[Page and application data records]
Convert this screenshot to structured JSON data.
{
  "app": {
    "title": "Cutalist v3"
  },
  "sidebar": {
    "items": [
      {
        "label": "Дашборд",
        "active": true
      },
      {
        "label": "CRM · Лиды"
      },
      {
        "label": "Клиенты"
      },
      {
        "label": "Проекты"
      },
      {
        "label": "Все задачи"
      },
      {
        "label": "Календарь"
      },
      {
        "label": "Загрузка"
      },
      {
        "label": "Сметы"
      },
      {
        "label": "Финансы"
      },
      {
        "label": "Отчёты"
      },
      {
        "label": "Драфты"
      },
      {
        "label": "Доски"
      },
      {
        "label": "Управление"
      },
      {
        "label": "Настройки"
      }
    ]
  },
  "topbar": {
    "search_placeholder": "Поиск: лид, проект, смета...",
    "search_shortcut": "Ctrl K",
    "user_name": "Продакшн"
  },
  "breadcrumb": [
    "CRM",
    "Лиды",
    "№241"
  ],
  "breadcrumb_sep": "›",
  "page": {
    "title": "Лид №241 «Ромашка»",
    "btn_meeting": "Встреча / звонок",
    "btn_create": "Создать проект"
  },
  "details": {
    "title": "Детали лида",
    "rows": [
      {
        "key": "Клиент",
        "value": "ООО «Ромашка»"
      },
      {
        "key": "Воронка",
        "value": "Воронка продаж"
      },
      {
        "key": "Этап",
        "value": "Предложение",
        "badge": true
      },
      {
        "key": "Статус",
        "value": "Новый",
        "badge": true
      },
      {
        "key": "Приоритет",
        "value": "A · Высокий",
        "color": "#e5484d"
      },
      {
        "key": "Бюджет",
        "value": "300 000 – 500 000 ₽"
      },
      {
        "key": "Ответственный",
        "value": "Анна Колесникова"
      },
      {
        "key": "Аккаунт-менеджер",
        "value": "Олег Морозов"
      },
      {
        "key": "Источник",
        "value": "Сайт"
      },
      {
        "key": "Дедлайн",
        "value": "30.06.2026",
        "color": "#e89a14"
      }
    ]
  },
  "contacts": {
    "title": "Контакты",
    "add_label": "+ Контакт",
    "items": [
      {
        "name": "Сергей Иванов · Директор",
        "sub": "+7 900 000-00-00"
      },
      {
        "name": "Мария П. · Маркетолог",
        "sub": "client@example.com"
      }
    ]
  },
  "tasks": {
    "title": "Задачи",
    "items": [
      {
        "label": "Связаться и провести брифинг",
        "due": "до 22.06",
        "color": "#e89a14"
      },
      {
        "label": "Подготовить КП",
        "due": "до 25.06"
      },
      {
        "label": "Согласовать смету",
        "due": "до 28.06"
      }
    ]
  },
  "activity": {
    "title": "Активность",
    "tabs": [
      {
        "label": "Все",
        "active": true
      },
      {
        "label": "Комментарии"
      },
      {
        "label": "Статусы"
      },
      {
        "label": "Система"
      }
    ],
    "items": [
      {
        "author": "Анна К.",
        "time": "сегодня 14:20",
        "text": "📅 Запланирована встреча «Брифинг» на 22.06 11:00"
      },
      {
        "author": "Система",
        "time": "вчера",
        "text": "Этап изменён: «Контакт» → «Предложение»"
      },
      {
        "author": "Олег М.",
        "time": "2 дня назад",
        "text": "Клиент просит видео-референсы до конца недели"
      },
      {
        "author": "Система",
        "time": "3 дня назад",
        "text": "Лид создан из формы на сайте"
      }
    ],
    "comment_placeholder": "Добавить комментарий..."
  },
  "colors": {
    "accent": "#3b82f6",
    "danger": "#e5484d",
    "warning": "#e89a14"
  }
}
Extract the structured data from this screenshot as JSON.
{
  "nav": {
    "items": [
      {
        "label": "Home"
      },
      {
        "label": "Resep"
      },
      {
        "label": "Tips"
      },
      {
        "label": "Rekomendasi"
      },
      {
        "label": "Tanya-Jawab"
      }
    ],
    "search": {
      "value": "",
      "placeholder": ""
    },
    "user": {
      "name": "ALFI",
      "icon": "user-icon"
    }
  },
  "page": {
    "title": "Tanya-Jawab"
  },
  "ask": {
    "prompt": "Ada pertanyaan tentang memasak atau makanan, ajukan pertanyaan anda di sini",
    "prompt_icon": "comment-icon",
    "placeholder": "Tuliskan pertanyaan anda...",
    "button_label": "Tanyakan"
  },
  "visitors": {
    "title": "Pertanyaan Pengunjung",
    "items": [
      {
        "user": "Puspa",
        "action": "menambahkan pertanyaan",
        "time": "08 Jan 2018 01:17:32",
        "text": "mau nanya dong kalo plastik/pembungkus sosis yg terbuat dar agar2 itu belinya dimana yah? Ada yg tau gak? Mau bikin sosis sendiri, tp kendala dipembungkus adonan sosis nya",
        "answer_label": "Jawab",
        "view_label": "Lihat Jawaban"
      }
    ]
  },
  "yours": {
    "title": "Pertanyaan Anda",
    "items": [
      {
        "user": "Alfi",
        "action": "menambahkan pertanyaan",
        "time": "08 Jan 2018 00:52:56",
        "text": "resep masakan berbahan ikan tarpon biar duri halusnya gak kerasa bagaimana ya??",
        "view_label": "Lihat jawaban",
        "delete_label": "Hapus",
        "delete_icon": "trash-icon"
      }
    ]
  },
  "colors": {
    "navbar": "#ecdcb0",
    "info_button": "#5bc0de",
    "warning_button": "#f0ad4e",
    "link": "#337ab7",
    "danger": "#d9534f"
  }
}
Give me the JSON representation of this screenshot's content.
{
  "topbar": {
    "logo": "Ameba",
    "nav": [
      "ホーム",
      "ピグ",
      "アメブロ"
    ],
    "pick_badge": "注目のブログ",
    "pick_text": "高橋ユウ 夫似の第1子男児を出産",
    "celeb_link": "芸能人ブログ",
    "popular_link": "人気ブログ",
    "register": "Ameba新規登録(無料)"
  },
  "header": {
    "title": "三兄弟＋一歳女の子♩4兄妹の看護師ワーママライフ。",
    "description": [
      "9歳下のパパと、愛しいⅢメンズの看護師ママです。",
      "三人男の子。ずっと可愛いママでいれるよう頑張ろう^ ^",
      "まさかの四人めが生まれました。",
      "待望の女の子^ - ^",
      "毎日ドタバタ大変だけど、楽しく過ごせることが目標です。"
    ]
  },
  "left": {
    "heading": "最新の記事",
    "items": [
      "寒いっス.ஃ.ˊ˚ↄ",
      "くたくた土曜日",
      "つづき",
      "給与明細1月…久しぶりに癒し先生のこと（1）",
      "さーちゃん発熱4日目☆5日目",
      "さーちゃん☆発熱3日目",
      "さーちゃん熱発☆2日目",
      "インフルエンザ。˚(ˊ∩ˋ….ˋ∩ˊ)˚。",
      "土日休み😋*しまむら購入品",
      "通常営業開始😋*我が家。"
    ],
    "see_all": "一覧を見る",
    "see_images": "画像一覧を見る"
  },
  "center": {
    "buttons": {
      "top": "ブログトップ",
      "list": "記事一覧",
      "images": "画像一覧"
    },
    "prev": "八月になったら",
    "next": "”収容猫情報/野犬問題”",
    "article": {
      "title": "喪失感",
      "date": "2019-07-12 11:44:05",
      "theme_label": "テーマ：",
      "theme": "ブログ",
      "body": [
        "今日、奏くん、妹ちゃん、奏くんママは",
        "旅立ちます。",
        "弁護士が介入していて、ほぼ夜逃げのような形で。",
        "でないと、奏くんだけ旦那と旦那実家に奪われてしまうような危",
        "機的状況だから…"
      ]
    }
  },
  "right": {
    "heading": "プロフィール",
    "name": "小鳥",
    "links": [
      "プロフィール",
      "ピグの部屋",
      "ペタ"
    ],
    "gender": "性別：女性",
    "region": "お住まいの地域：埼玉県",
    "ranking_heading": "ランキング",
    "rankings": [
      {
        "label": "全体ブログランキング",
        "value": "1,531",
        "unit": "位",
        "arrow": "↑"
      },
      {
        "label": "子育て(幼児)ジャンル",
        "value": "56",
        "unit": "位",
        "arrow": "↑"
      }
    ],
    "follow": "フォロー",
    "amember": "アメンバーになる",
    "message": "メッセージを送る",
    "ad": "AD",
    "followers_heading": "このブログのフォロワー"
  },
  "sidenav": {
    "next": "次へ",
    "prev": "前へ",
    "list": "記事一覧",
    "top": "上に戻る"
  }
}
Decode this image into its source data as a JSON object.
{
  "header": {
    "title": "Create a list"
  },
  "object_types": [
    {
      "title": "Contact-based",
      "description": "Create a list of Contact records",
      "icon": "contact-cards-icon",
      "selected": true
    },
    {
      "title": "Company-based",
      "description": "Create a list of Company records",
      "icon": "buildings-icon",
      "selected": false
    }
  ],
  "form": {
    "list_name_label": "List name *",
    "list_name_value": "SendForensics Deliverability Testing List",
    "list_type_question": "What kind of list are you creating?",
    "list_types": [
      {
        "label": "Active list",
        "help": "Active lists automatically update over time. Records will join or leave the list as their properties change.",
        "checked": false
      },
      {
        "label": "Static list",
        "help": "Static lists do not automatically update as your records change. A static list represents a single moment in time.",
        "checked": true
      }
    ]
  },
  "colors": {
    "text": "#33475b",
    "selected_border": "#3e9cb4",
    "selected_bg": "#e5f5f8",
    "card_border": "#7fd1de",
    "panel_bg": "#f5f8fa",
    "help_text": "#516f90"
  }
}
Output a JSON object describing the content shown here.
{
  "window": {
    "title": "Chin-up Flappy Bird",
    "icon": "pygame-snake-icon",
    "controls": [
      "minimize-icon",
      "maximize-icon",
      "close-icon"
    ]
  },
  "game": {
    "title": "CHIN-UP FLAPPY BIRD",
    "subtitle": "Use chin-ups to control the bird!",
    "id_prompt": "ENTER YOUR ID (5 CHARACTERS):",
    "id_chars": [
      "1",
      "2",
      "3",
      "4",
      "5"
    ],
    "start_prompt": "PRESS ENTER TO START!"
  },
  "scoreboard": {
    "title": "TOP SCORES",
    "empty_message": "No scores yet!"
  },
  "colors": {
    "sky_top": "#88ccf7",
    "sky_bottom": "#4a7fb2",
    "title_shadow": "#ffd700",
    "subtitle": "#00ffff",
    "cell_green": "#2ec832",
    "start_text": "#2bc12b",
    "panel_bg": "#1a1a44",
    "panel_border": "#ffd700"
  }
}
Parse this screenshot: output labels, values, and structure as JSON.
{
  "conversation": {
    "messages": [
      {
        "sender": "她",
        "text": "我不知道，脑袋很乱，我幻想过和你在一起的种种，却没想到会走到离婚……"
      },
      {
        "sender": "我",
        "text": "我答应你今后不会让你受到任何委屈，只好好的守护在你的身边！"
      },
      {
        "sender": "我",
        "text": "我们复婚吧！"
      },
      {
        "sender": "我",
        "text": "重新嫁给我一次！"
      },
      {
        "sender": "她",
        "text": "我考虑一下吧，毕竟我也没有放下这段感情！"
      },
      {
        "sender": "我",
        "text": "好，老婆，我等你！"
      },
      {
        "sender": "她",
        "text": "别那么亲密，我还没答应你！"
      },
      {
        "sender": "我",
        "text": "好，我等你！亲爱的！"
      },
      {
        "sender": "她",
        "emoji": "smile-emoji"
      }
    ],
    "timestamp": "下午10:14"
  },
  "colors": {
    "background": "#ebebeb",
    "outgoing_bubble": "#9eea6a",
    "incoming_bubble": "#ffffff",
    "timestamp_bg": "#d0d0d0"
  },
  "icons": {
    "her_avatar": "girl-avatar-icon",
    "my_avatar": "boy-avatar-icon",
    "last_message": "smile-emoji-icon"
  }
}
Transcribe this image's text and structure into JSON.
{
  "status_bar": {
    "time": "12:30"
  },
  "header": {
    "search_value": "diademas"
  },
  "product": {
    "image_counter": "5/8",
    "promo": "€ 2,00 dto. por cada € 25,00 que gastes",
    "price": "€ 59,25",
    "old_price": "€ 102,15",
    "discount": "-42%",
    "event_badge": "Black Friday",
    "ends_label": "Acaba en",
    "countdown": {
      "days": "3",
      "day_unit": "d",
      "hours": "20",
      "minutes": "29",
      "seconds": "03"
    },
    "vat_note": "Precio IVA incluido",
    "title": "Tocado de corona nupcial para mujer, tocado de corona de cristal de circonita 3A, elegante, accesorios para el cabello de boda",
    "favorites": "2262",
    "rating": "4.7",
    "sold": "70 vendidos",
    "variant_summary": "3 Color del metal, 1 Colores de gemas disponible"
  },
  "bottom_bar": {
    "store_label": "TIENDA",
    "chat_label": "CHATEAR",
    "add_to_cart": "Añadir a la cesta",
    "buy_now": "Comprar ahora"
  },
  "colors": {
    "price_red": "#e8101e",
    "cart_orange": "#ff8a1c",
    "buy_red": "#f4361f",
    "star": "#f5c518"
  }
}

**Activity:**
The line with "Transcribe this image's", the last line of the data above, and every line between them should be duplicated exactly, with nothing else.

**Solution to the exercise:**
Transcribe this image's text and structure into JSON.
{
  "status_bar": {
    "time": "12:30"
  },
  "header": {
    "search_value": "diademas"
  },
  "product": {
    "image_counter": "5/8",
    "promo": "€ 2,00 dto. por cada € 25,00 que gastes",
    "price": "€ 59,25",
    "old_price": "€ 102,15",
    "discount": "-42%",
    "event_badge": "Black Friday",
    "ends_label": "Acaba en",
    "countdown": {
      "days": "3",
      "day_unit": "d",
      "hours": "20",
      "minutes": "29",
      "seconds": "03"
    },
    "vat_note": "Precio IVA incluido",
    "title": "Tocado de corona nupcial para mujer, tocado de corona de cristal de circonita 3A, elegante, accesorios para el cabello de boda",
    "favorites": "2262",
    "rating": "4.7",
    "sold": "70 vendidos",
    "variant_summary": "3 Color del metal, 1 Colores de gemas disponible"
  },
  "bottom_bar": {
    "store_label": "TIENDA",
    "chat_label": "CHATEAR",
    "add_to_cart": "Añadir a la cesta",
    "buy_now": "Comprar ahora"
  },
  "colors": {
    "price_red": "#e8101e",
    "cart_orange": "#ff8a1c",
    "buy_red": "#f4361f",
    "star": "#f5c518"
  }
}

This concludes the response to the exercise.